_TASK ITEM_. Note how many lines in the entries contain the string "Running", then give that number and nothing else.

DATA Block Start

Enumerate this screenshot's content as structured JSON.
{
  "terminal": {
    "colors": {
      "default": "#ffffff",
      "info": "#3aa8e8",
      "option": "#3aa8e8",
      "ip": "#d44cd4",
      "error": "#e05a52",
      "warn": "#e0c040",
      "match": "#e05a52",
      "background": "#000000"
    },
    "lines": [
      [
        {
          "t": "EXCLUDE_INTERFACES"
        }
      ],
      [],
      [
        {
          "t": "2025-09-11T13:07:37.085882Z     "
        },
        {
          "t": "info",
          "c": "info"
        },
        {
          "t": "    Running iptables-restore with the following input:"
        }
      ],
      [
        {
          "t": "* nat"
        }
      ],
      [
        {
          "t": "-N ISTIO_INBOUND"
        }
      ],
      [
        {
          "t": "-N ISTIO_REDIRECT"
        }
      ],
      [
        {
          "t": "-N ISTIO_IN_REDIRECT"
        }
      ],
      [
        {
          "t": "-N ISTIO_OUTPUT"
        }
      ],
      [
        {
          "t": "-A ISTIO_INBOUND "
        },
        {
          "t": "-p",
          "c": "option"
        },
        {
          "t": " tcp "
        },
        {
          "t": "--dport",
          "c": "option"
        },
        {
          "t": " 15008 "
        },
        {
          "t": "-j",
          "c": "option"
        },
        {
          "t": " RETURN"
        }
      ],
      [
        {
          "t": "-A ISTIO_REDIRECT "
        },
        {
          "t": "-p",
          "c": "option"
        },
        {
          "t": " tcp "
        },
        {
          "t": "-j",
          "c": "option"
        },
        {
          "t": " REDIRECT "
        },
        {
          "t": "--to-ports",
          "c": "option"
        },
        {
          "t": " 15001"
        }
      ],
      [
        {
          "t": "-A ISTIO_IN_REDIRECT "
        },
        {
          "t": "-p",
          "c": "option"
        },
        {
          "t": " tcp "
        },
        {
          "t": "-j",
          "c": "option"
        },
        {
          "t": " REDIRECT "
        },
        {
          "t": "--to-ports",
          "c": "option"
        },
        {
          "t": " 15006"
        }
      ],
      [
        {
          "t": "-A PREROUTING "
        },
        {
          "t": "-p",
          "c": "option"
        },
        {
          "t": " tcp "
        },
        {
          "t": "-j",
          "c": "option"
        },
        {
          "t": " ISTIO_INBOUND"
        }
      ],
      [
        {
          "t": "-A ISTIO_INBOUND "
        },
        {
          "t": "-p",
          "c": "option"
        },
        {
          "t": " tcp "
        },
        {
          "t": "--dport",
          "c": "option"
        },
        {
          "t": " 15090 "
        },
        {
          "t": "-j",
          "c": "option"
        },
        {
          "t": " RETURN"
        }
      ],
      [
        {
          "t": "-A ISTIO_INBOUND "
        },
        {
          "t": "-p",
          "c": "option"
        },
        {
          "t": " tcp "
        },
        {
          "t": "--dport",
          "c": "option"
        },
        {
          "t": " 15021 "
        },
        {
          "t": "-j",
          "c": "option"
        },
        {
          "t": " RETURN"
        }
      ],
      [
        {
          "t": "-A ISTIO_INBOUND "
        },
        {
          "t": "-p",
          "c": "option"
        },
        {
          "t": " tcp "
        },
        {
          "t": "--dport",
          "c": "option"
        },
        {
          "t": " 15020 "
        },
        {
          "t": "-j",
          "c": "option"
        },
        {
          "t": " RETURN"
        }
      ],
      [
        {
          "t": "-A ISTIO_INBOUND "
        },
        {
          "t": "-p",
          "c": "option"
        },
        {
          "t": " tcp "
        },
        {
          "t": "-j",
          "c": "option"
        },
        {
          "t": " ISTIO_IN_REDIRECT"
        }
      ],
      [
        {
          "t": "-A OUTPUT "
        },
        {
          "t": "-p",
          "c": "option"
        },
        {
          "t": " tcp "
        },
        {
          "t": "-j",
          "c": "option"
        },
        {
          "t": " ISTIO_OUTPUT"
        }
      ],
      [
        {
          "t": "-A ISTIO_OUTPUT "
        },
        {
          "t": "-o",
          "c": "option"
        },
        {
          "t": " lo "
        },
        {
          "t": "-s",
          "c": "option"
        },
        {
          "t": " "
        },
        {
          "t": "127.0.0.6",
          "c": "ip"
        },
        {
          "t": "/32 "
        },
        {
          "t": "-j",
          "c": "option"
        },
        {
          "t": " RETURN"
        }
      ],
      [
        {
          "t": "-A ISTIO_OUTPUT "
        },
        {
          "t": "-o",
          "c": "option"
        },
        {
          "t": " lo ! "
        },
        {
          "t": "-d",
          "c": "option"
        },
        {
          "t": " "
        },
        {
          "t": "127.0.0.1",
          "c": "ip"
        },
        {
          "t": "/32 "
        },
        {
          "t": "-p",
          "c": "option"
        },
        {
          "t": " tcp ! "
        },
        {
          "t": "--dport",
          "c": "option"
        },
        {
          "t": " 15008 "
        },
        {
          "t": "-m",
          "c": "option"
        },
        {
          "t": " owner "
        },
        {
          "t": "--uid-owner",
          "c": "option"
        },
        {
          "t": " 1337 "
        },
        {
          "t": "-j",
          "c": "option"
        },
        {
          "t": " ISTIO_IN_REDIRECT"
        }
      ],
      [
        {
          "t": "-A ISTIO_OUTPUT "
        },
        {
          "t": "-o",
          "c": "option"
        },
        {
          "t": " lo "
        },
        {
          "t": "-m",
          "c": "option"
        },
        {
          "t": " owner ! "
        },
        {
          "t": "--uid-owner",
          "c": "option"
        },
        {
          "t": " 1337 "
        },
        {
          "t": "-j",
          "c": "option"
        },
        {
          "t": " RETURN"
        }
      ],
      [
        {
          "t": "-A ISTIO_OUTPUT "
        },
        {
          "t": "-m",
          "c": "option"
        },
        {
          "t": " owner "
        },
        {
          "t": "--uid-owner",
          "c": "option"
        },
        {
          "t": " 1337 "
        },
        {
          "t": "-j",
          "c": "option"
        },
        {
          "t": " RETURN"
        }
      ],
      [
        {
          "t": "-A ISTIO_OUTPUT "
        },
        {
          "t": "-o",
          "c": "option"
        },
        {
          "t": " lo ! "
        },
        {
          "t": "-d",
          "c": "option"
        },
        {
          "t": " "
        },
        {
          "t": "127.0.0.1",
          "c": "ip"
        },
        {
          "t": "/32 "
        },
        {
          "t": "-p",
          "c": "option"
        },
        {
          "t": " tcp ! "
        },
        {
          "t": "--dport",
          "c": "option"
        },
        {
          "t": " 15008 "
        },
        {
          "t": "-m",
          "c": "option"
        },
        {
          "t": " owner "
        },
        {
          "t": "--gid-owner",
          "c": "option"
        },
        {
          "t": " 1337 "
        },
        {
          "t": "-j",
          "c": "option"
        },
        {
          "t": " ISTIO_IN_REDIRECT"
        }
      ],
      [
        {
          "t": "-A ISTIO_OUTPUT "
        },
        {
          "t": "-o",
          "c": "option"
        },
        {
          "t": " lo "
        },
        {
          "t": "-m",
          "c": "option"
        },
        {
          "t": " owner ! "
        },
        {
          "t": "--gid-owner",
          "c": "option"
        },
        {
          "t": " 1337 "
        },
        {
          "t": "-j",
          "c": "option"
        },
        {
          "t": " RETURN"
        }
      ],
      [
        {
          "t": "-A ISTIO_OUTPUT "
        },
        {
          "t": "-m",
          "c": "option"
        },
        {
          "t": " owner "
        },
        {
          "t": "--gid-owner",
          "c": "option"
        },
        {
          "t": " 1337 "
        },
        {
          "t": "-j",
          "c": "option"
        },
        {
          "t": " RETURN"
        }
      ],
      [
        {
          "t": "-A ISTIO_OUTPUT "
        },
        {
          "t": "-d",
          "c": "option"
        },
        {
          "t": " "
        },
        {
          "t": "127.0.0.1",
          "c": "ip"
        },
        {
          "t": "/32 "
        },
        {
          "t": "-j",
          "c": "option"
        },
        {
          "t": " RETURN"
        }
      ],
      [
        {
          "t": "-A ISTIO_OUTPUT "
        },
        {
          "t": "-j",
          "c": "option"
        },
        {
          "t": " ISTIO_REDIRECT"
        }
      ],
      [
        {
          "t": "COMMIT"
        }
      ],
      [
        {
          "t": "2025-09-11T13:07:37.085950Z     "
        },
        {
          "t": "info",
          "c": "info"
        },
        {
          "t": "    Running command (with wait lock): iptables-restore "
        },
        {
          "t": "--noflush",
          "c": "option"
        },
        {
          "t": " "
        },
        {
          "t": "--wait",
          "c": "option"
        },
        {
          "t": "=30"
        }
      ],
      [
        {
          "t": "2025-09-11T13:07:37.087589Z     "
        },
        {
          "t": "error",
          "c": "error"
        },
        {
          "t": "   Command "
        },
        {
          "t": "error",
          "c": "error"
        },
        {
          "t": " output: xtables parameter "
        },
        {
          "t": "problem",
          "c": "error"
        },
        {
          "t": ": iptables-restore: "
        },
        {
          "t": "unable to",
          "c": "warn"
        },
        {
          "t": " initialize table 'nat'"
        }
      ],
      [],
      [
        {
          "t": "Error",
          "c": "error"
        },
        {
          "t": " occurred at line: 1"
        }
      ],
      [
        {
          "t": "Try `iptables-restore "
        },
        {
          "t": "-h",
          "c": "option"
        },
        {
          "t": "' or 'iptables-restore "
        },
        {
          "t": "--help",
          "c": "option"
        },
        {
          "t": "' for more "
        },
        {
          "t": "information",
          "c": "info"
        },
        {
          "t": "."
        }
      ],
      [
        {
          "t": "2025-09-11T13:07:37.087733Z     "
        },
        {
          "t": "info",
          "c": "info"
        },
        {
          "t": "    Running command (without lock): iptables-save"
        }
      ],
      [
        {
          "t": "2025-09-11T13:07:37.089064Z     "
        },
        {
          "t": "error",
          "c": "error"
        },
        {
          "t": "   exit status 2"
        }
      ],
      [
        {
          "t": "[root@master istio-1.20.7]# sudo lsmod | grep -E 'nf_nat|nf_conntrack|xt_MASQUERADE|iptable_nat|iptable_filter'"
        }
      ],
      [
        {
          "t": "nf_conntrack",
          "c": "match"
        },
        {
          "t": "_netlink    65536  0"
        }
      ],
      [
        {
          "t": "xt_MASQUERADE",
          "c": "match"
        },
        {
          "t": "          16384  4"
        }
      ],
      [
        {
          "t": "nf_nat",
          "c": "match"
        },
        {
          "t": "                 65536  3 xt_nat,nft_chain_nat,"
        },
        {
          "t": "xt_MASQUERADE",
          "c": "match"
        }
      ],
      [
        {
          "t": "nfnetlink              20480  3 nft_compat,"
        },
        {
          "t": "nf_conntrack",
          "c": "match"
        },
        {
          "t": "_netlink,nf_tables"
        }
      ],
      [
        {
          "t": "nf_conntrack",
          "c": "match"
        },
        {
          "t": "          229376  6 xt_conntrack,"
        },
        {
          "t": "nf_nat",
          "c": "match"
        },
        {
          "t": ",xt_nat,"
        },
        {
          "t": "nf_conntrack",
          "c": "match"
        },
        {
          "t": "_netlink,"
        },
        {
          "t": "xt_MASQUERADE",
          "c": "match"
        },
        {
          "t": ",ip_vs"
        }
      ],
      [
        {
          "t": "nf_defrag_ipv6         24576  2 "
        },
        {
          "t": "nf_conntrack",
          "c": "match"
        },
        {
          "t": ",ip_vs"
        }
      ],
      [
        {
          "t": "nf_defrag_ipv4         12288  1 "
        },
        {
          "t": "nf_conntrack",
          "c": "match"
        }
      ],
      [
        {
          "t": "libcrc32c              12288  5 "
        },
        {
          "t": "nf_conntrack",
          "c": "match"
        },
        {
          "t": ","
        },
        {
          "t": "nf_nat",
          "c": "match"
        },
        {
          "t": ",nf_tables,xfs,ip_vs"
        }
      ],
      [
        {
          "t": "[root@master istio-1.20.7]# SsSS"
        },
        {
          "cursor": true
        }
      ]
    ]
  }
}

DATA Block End

_REPLY TO THE TASK_. 3